Having been raised steeped in the Episcopal tradition myself, I found much to enjoy about Walter C. Righter's book, A Pilgrim's Way. Some of my classmates from school are included in the book since, through legal or church activities, they were somehow involved in the case at hand. I worked with the AIDS Service Center of Pasadena, California, as a volunteer for a few years, and this was originally a "spin-off" of All Saints Church, a very gay- and lesbian-supportive Episcopal church in southern California. Not so strangely, I feel close to this material in more ways than just being a gay man.
Walter C. Righter and his wife, Nancy, are a couple I would like to meet. He was the retired Episcopal bishop who made headlines a few years back for having ordained an openly gay man, who was in a committed, loving relationship with another man. I still don't understand why any of this is such a problem for a single human being in the United States, let alone a church as generally liberal in such things as the Episcopal Church. I was baptized Episcopalian, went to an Episcopal high school, and certainly felt that of all the churches I'd been to, this was one of the more forward-thinking with regard to inclusion of what other churches considered outsiders — including gays and lesbians. It was a bit of an eye-opener to read this book, with its exposé of the horrendous politicking that goes on among clergy.
Righter very intelligently notes the link between misogyny in the church and an antigay stance. But more than this, he describes something thatIcan only call a spiritual allegiance to the true principles of Christianity. That spiritual allegiance, which, if we can disregard the brainwashing that rather shallow people use who seem to have read only the few passages in the Bible that condemn women, homosexuals, and others, is the wonderful revelation at the core of A Pilgrim's Way.
In A Pilgrim's Way, Righter tells of his experience as a man of the church being accused of heresy. Barry Stopfel was, to Righter, an ideal candidate for priesthood, and Stopfel's relationship with his lover was, according to Righter, better than many other marital unions among the clergy. This was in Newark, New Jersey, part of a diocese that Righter considered fairly broad-minded and a bit of a melting pot for the Episcopal Church. Soon, bishops were meeting to bring the charge of heresy, an accusation that had not been used in the church since the 1920s. The antigay and antiwoman stance of some of these bishops — many of whom are not supported in these views by their congregations — comes through fairly clearly. As with all churches, a small percentage of the whole turns out to be full of the rage-aholics, and Righter and his wife find themselves the subject of ecclesiastical and media scrutiny.
While this plays out to the public, and the Righters become aware of the growing support for their position, the story at times gets a bit bogged down in all the names of bishops, lawyers, and supporters and loses a bit of steam. However, what will enthrall you is the story of Righter, born in the '20s, and his enlightenment with regard to his belief in the message of Christianity, bound up with the discrimination against gays and lesbians within the church to which he devoted his life.

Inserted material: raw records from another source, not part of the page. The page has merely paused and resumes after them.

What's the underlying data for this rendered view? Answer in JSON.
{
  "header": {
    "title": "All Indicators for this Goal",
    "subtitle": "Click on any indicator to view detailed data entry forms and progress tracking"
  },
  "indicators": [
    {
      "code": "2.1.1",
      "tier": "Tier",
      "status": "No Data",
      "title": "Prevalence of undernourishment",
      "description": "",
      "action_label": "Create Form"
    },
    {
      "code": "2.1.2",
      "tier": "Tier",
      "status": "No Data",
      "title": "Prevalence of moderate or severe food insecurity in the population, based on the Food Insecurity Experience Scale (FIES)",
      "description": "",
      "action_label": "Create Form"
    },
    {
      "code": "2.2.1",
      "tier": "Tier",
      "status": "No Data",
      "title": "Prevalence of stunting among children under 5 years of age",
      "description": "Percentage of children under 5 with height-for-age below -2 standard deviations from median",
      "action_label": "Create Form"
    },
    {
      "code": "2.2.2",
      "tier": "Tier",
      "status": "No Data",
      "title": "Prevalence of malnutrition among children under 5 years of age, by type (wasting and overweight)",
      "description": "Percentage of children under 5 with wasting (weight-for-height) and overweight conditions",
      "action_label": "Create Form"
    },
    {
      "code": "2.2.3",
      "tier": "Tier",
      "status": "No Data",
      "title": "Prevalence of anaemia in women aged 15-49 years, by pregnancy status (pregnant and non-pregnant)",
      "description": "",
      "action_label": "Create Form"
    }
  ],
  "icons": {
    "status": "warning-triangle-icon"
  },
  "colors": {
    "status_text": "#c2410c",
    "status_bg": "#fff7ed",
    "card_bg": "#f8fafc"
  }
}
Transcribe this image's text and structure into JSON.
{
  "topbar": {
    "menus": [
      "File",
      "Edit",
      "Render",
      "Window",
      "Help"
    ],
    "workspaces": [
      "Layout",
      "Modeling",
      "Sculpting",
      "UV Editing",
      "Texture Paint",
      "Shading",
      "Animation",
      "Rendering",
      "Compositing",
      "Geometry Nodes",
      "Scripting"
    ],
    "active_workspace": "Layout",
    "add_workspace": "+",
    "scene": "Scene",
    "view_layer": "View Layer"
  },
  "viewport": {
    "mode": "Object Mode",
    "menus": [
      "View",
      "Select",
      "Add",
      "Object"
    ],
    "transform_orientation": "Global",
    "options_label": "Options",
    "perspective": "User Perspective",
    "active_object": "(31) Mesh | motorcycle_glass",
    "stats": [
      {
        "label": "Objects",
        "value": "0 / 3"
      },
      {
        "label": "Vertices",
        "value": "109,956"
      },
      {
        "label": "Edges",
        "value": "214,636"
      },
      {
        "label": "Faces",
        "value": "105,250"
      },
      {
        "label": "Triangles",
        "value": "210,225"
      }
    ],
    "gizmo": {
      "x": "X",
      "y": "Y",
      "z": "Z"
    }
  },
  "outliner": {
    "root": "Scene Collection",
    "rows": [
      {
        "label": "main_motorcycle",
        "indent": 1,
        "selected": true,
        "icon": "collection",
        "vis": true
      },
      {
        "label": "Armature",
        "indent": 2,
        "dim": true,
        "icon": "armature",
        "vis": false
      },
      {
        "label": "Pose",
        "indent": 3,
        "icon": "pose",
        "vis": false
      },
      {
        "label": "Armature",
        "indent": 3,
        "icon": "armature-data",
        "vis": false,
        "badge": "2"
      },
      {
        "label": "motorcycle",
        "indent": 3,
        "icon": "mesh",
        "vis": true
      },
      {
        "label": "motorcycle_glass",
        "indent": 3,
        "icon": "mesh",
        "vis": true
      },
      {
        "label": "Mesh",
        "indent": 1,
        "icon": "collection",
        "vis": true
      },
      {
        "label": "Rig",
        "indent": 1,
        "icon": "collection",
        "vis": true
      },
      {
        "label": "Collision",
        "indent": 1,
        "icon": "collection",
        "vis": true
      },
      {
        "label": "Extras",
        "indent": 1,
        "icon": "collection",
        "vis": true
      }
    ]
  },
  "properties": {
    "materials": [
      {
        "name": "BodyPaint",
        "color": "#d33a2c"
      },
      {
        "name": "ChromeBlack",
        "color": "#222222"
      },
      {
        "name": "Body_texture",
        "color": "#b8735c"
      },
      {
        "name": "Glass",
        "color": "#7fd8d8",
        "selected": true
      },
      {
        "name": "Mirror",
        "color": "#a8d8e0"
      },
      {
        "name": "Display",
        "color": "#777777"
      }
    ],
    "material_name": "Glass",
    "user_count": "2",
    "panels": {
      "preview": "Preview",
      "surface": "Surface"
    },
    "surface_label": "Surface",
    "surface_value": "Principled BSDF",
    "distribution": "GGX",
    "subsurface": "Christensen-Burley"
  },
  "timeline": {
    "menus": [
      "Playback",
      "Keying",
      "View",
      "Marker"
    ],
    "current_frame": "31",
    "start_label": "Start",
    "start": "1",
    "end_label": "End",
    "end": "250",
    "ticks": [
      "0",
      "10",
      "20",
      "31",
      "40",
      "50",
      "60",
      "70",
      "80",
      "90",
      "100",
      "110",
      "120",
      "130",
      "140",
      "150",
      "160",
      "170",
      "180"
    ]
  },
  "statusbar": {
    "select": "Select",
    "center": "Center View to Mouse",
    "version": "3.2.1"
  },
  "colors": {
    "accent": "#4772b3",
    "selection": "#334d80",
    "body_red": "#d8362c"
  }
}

This is a fine journal of this history-making moment, as well as a story of one man thrown into the media eye, accused of heresy in his retirement by his own church, who withstood the politics and the pressure and found a higher ground. I would've liked more of Barry Stopfel and his partner's experience throughout this book, but I can understand that in many ways, Walter C. Righter penned this as a mission statement for the Episcopal Church to move forward into the 21st century. A Pilgrim's Way comes recommended.